- Zouari, Kenza (3 December 2014). "The Cultural Importance Of The Tunisian Carthage Film Festival". Film Inquiry. Film Inquiry Society. Retrieved 28 August 2017.
- "The Carthage Film Festival celebrates its 50th birthday". Air France. Air France. 7 May 2016. Retrieved 28 August 2017.
- (in French) Statistiques officielles (Ministère de l'éducation nationale) Archived 2014-02-07 at the Wayback Machine
- (in French) Bibliothèques (Municipalité de Tunis)
- (in French) Bibliothèques (Municipalité de Tunis)
- "e-Market place |". Snt.com.tn. 2012-11-13. Archived from the original on 2002-04-02. Retrieved 2013-03-12.
- http://www.oaca.nat.tn/ OACA
- Chokri Gharbi, La métamorphose d'une capitale au cœur de la Méditerranée, La Presse de Tunisie
- "Visit Tunis, Tunisia". visitafrica.site. Retrieved 2020-10-26.
- Sebag (1998), p. 659
- (in French) « Le grand Tunis en chantier » Archived 2013-12-06 at the Wayback Machine, Webmanagercenter, 1
- (in French) Chokri Ben Nessir, « Une véritable requalification routière », La Presse de Tunisie.
- (in French) « Grand Prix historique de Tunis : un rendez-vous magique », Turbo, M6, 23 novembre 2007 Archived 2009-02-24 at the Wayback Machine
- (in French) Statistiques du sport en Tunisie (Ministère de la jeunesse, des sports et de l'éducation physique) Archived 2008-12-16 at the Wayback Machine
- Franck Moroy, Football et politique. Le derby tunisois Espérance sportive de Tunis – Club Africain, éd. Institut d'études politiques, Aix-en-Provence, 1997
- (in French) Abdelaziz Barrouhi, Combien ça coûte ?, Jeune Afrique
- "أخبار تونس: آخر الأخبار الوطنية والجهوية على راديو موزاييك". mosaiquefm.net.
- (in French) Coopération internationale (Municipalité de Tunis)
- "بوابة مدينة تونس". Commune-tunis.gov.tn. Retrieved 2020-05-29.
- "Lisboa – Geminações de Cidades e Vilas" [Lisbon – Twinning of Cities and Towns]. Associação Nacional de Municípios Portugueses [National Association of Portuguese Municipalities] (in Portuguese). Retrieved 2013-08-23.
- "Acordos de Geminação, de Cooperação e/ou Amizade da Cidade de Lisboa" [Lisbon – Twinning Agreements, Cooperation and Friendship]. Camara Municipal de Lisboa (in Portuguese). Archived from the original on 2013-10-31. Retrieved 2013-08-23.
- The Station ID for Tunis Carthage is 11515111.
- Messikh, Mohamed Sadek (2000). Tunis: la mémoire.
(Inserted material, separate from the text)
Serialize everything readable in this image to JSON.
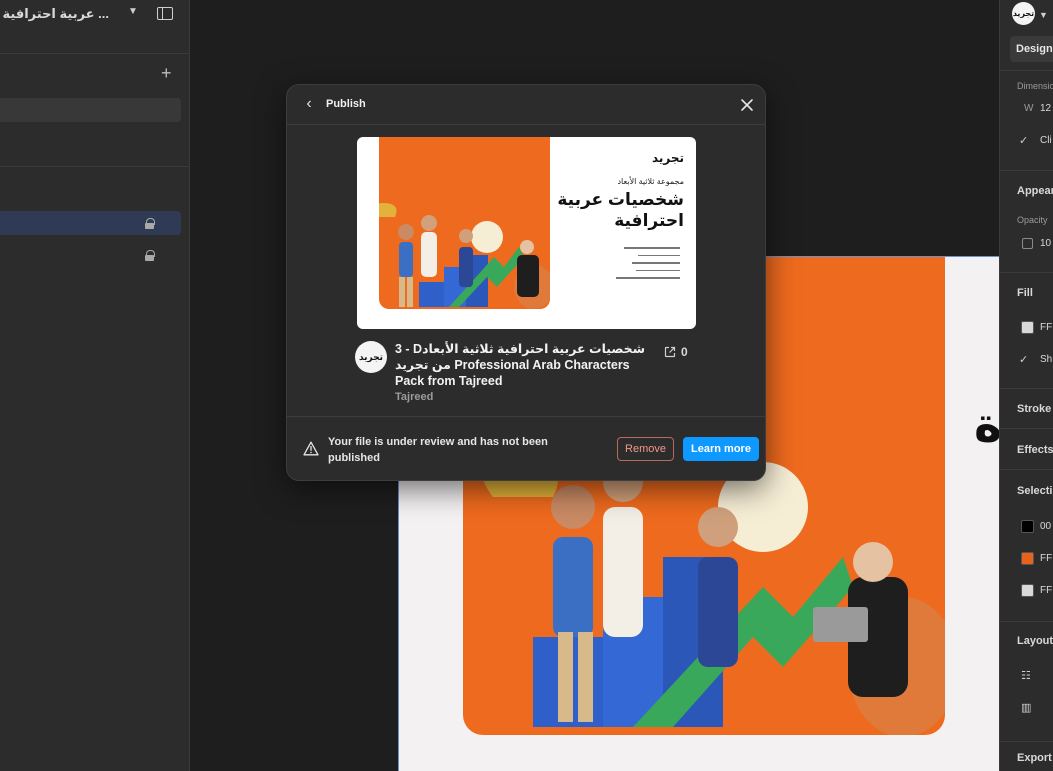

Paris: Du Layeur. ISBN 9782911468445.CS1 maint: ref=harv (link)
- Sebag, Paul (1998). Tunis: Histoire d'une ville. Histoire et Perspectives Méditerranéennes. Paris: L'Harmattan. ISBN 9782738466105.CS1 maint: ref=harv (link)
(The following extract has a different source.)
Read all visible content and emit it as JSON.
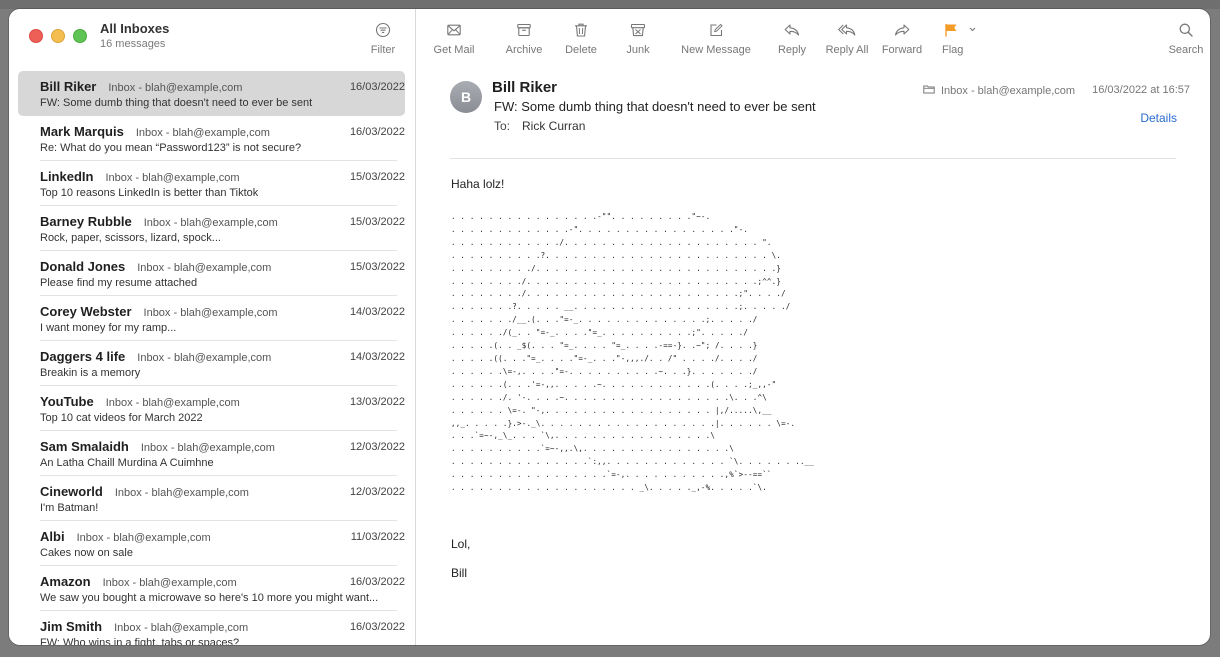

- Turki, Sami Yassine; Zhioua, Imène Zaâfrane (2006). Analyse de la répartition spatiale et de l'aménagement des espaces verts programmés par les documents d'urbanisme dans le Grand Tunis (PDF). Actes du séminaire « Étapes de recherches en paysage » (in French). 8. Versailles: École nationale supérieure du paysage. Archived from the original (PDF) on 2006-11-24.CS1 maint: ref=harv (link)
- Jellal Abdelkafi, La médina de Tunis, éd. Presses du CNRS, Paris, 1989
- Alia Baccar-Bournaz [sous la dir. de], Tunis, cité de la mer (acte d'un colloque de 1997), éd. L'Or du temps, Tunis, 1999
- Philippe Di Folco, Le goût de Tunis, éd. Mercure de France, Paris, 2007
- Faouzia Ben Khoud, Tunis. Architectural Guide. Berlin 2020, ISBN 978-3-86922-676-7.
- Abdelwahab Meddeb, Talismano, éd. Christian Bourgois, Paris, 1979
- Horst-Günter Wagner, Die Altstadt von Tunis. Funktionswandel von Handwerk und Handel 1968–1995. (The Medina of Tunis. Functional change of handicraft and commerce 1968–1995). Petermanns Geographische Mitteilungen 140, 1996, 5/6, S. 343–365.
|Wikimedia Commons has media related to Tunis.|
|Wikivoyage has a travel guide for Tunis.|